not in our stars, but in ourselves
Probably because Bates Motel has descended on TV screens, one of the lesser known movie channels (Retro, I think) has been playing Psycho (1960) a fair amount recently. I would sooner iron my own hands than watch the contemporary prequel (as I’ve mentioned), but I love the original more and more every time I see it. Last night, I even found myself tearing up a little bit. What’s happening to me? Getting soft in my old age, probably, but I think that part of the reason Psycho improves on repeat viewing is the pathetic tragedy of Norman Bates. On first viewing, he’s just a weirdo who turns out to be dangerously insane. But then, once you know what happens, you can focus on just what a sad little boy he really is.
I really don’t think we need a TV show to imagine for us what happened to Norman and his mad mother. The facts we have from the film are enough; we can all fill in whatever details we want:

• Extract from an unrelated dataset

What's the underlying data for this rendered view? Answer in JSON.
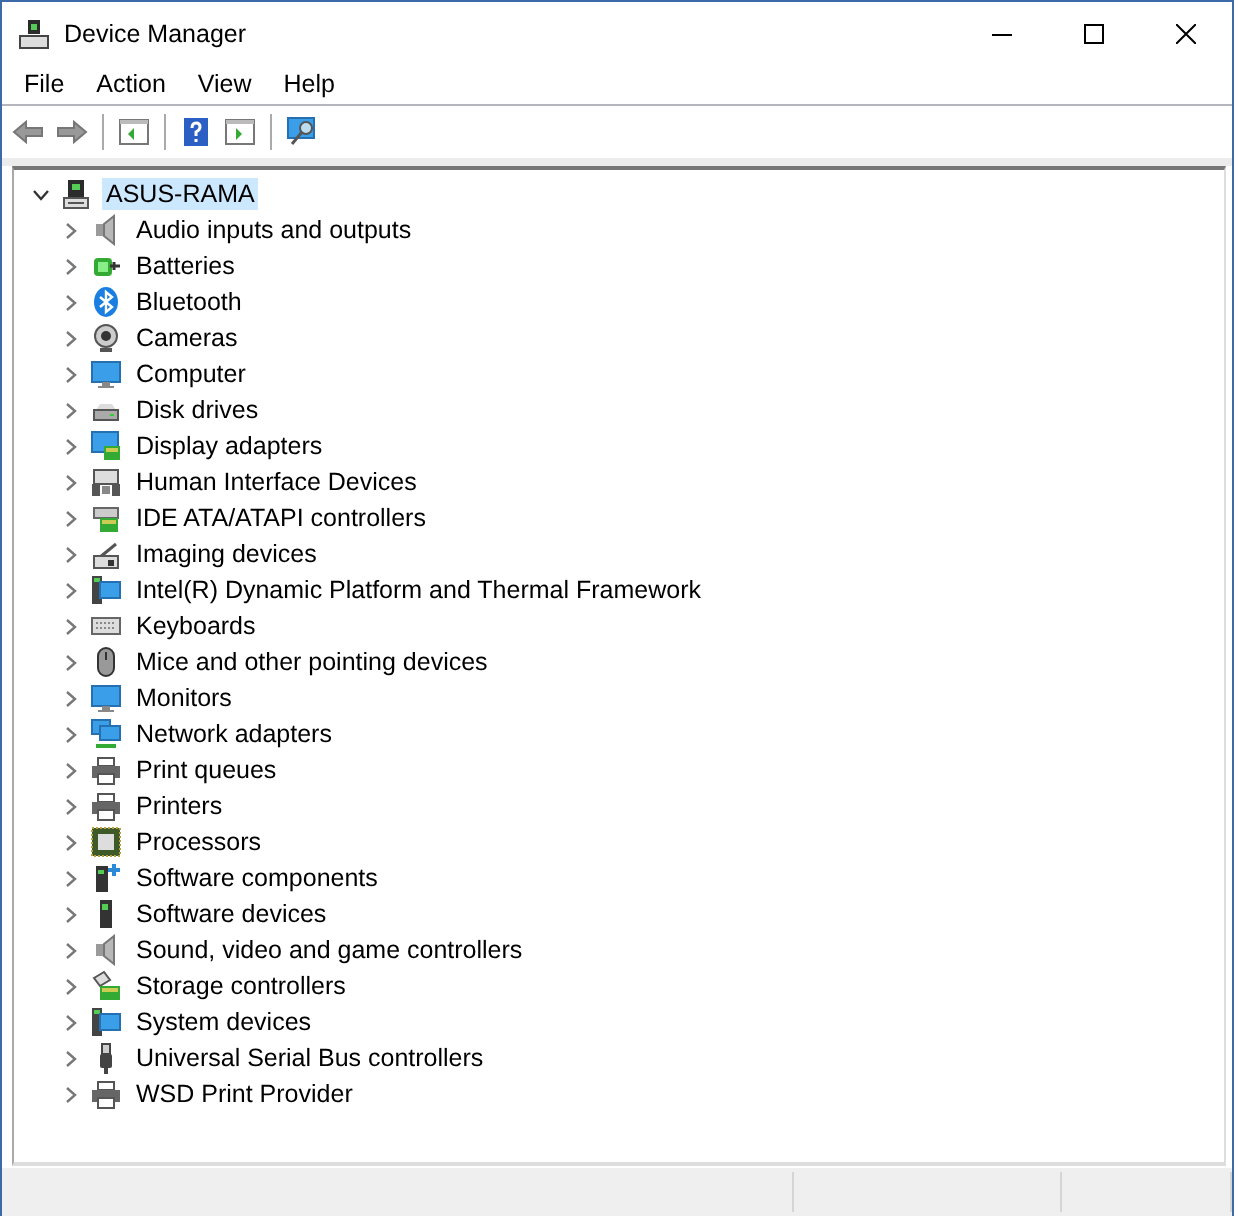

The poor dear. It seems to me that, had things worked out differently, he’d have been a total sweetheart. Consider:
Well, the, uh, mattress is soft, and there’s hangers in the closet, and stationery with “Bates Motel” printed on it – in case you want to make your friends back home feel envious.
I don’t set a fancy table, but the kitchen’s awful homey.
Are you sure you wouldn’t like to stay just a little while longer? Just for talk?
Twelve cabins, twelve vacancies!
Marion Crane: Taxidermy. That is a strange hobby.
Norman Bates: A hobby should pass the time, not fill it.
Marion Crane: Do you go out with friends?
Norman Bates: A boy’s best friend is his mother.
He makes jokes! He’s self-deprecating, in a really sweet and lovable way! He just needs someone to give him a big hug, and have a sandwich with him, and not let him go into the house by himself (where he’ll just “argue” with “Mother”).
I’m not really up on my horror movie characters, but it seems to me – based on my extremely limited knowledge – that Norman is a rarity: a truly deranged murderer who remains sympathetic up to the end. Not just a killer with charisma, like Hans Landa or Hannibal Lecter; or a charming sadist who enjoys what he does, like Patrick Bateman; no, not poor Norman. He’s horrified by what he/Mother does. He struggles miserably against his desire for normal girls, and his lifetime of abuse (probably) at the hands of his crazy mother. He was, as he says, born into a trap – and he’s never budged an inch, for all his fighting and clawing.
Yeah, okay, he’s a murderer – but don’t you feel terrible for him? I feel worse for him than I do for any of his victims, even. They all show up in the wrong place at the wrong time; he’s been living in that wrong place all his sad little life. Poor baby.